“In the last three years, the fundraising mechanism has kicked in and is stable so my personal financial support of YAG has stopped. Donations come in from the yachting community and the public and we create specific projects for our YAG clients based on what they want to do, with proposals put in front of owners or family offices detailing exactly what is involved.”
With so many potential causes to support, it can be a tough call to pinpoint exactly where aid should be directed and a key criterion is whether the location is frequented by superyachts.
“If not, we have to then look at how we can add value by not being there or having people on the ground,” adds Mark. “Sometimes making intros and stepping aside is a huge benefit to people in getting things done. What guides us is providing the right aid for the right people at the right time. If one of those pillars is not in place, the project is doomed to failure.”
This decision-making matrix has been a winner thus far; since 2006, more than 250 yachts have been involved in 175 projects across 25 countries but it was only six years ago that YAG’s disaster relief programme for Cyclone Pam in Vanuatu, an archipelago of over 80 islands in the South Pacific, really put the charity on the map.
“A big turning point happened when MY Dragonfly asked us what they could do to help,” says Mark. “At the time, we weren’t really known by the UN or disaster management in Fiji and it was a huge undertaking to get the authorities to understand our capabilities.
“That programme was publicised and brought attention to the fact that superyachts could be used for disaster relief. It was a significant milestone in helping us develop long term relationships in Vanuatu which still continue today.”
With multiple other ongoing projects including operations Jade in Central America, Beagle in the Galapagos, and Viti in Fiji, a couple of success stories stand out. Operation Quartz in Porto Escondido in Mexico provides filtered drinking water to thousands of people daily and Operation Topaz in The Bahamas is a long-term project to repair damage caused by Hurricane Dorian. YAG’s latest renovation work includes completion of a school playground.
It’s a natural human desire to want to help someone in crisis yet many might think that the average yacht owner is too busy with their own demanding lives to worry. In Mark’s experience, however, this could not be further from the truth. “There are always obstacles and challenges, from changing schedules to weather issues to things breaking, but they always want to do more,” he says.
“Owners realise that they have an obligation to help those in the communities they visit. As an industry, we have an obligation to care and give back to the people that give us their land, their sea and their spirit.
“The biggest impact we can make is through education. If we can educate kids to grow up understanding the importance of humanitarian issues and conservation, that’s the key. When kids tell their parents what to do, that works.”
Mark’s can-do attitude extends to his downtime too, and he surprised himself in recent years by becoming a champion bodysurfer. “I’ve been bodysurfing since I was five, I’m competitive but I only entered my first competition in 2016 in Brazil,” he recalls with a laugh.
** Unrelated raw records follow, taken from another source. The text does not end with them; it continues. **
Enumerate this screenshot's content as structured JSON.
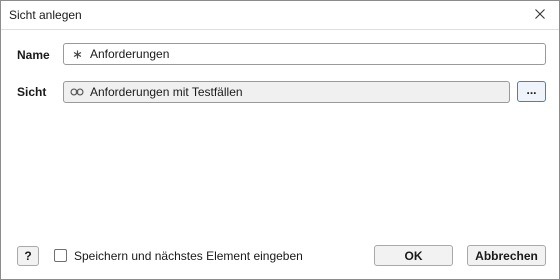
{
  "window": {
    "title": "Sicht anlegen",
    "close_icon": "close-icon"
  },
  "form": {
    "name": {
      "label": "Name",
      "value": "Anforderungen",
      "icon": "asterisk-icon"
    },
    "view": {
      "label": "Sicht",
      "value": "Anforderungen mit Testfällen",
      "icon": "link-icon",
      "browse_label": "..."
    }
  },
  "footer": {
    "help_label": "?",
    "checkbox_label": "Speichern und nächstes Element eingeben",
    "checkbox_checked": false,
    "ok_label": "OK",
    "cancel_label": "Abbrechen"
  },
  "colors": {
    "accent_border": "#3c86b8",
    "readonly_field_bg": "#f0f0f0"
  }
}
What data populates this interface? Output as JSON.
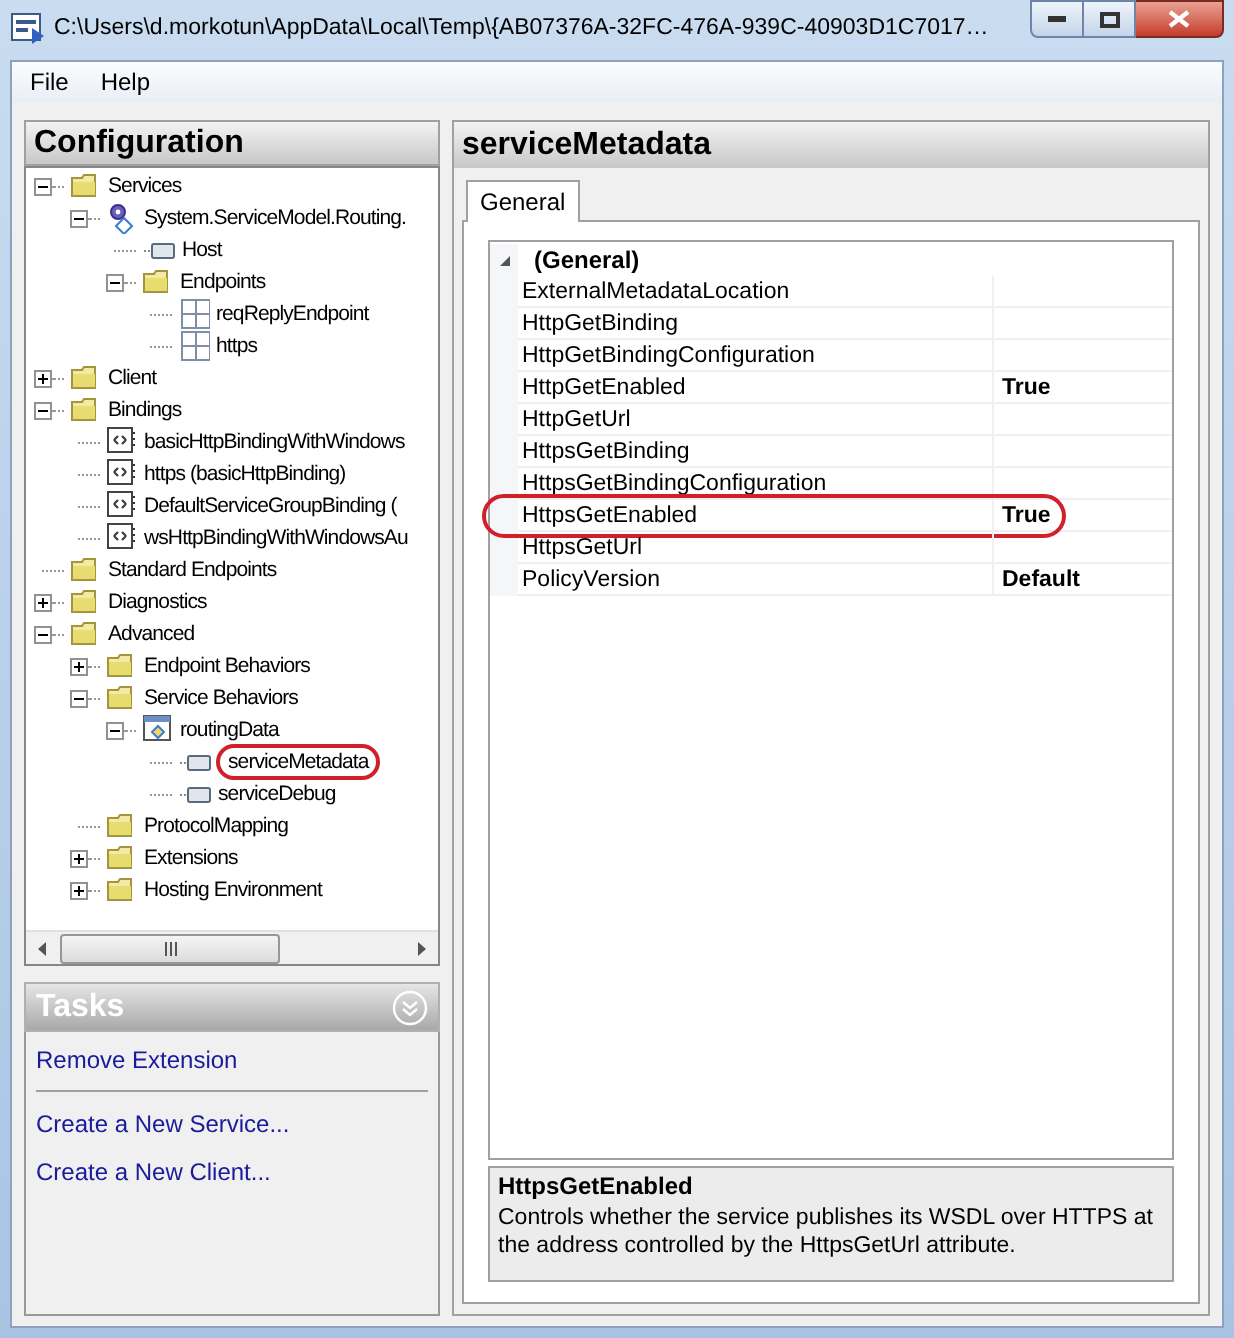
{
  "window": {
    "title": "C:\\Users\\d.morkotun\\AppData\\Local\\Temp\\{AB07376A-32FC-476A-939C-40903D1C7017…"
  },
  "menu": [
    "File",
    "Help"
  ],
  "configuration": {
    "title": "Configuration",
    "tree": [
      {
        "label": "Services",
        "kind": "folder",
        "expanded": true,
        "circled": false,
        "children": [
          {
            "label": "System.ServiceModel.Routing.",
            "kind": "service",
            "expanded": true,
            "circled": false,
            "children": [
              {
                "label": "Host",
                "kind": "element",
                "circled": false
              },
              {
                "label": "Endpoints",
                "kind": "folder",
                "expanded": true,
                "circled": false,
                "children": [
                  {
                    "label": "reqReplyEndpoint",
                    "kind": "endpoint",
                    "circled": false
                  },
                  {
                    "label": "https",
                    "kind": "endpoint",
                    "circled": false
                  }
                ]
              }
            ]
          }
        ]
      },
      {
        "label": "Client",
        "kind": "folder",
        "expanded": false,
        "circled": false
      },
      {
        "label": "Bindings",
        "kind": "folder",
        "expanded": true,
        "circled": false,
        "children": [
          {
            "label": "basicHttpBindingWithWindows",
            "kind": "binding",
            "circled": false
          },
          {
            "label": "https (basicHttpBinding)",
            "kind": "binding",
            "circled": false
          },
          {
            "label": "DefaultServiceGroupBinding (",
            "kind": "binding",
            "circled": false
          },
          {
            "label": "wsHttpBindingWithWindowsAu",
            "kind": "binding",
            "circled": false
          }
        ]
      },
      {
        "label": "Standard Endpoints",
        "kind": "folder",
        "circled": false
      },
      {
        "label": "Diagnostics",
        "kind": "folder",
        "expanded": false,
        "circled": false
      },
      {
        "label": "Advanced",
        "kind": "folder",
        "expanded": true,
        "circled": false,
        "children": [
          {
            "label": "Endpoint Behaviors",
            "kind": "folder",
            "expanded": false,
            "circled": false
          },
          {
            "label": "Service Behaviors",
            "kind": "folder",
            "expanded": true,
            "circled": false,
            "children": [
              {
                "label": "routingData",
                "kind": "behavior",
                "expanded": true,
                "circled": false,
                "children": [
                  {
                    "label": "serviceMetadata",
                    "kind": "element",
                    "circled": true
                  },
                  {
                    "label": "serviceDebug",
                    "kind": "element",
                    "circled": false
                  }
                ]
              }
            ]
          },
          {
            "label": "ProtocolMapping",
            "kind": "folder",
            "circled": false
          },
          {
            "label": "Extensions",
            "kind": "folder",
            "expanded": false,
            "circled": false
          },
          {
            "label": "Hosting Environment",
            "kind": "folder",
            "expanded": false,
            "circled": false
          }
        ]
      }
    ]
  },
  "tasks": {
    "title": "Tasks",
    "items": [
      {
        "label": "Remove Extension",
        "separator_after": true
      },
      {
        "label": "Create a New Service...",
        "separator_after": false
      },
      {
        "label": "Create a New Client...",
        "separator_after": false
      }
    ]
  },
  "details": {
    "title": "serviceMetadata",
    "tabs": [
      {
        "label": "General",
        "selected": true
      }
    ],
    "category": {
      "label": "(General)",
      "expanded": true
    },
    "properties": [
      {
        "name": "ExternalMetadataLocation",
        "circled": false
      },
      {
        "name": "HttpGetBinding",
        "circled": false
      },
      {
        "name": "HttpGetBindingConfiguration",
        "circled": false
      },
      {
        "name": "HttpGetEnabled",
        "value": "True",
        "circled": false
      },
      {
        "name": "HttpGetUrl",
        "circled": false
      },
      {
        "name": "HttpsGetBinding",
        "circled": false
      },
      {
        "name": "HttpsGetBindingConfiguration",
        "circled": false
      },
      {
        "name": "HttpsGetEnabled",
        "value": "True",
        "circled": true
      },
      {
        "name": "HttpsGetUrl",
        "circled": false
      },
      {
        "name": "PolicyVersion",
        "value": "Default",
        "circled": false
      }
    ],
    "description": {
      "title": "HttpsGetEnabled",
      "text": "Controls whether the service publishes its WSDL over HTTPS at the address controlled by the HttpsGetUrl attribute."
    }
  }
}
“I was the old guy, the grandpa, but I finished in fourth place! The following year, I entered the World Bodysurfing Championships in the US and won my age division as a dark horse.
“I’m in the water every morning catching waves, it’s the only time I’m unplugged. I’m now in with the chance of winning the California BodySurf Tour, where I’m ranked third and am competing against kids young enough to be my grandkids!”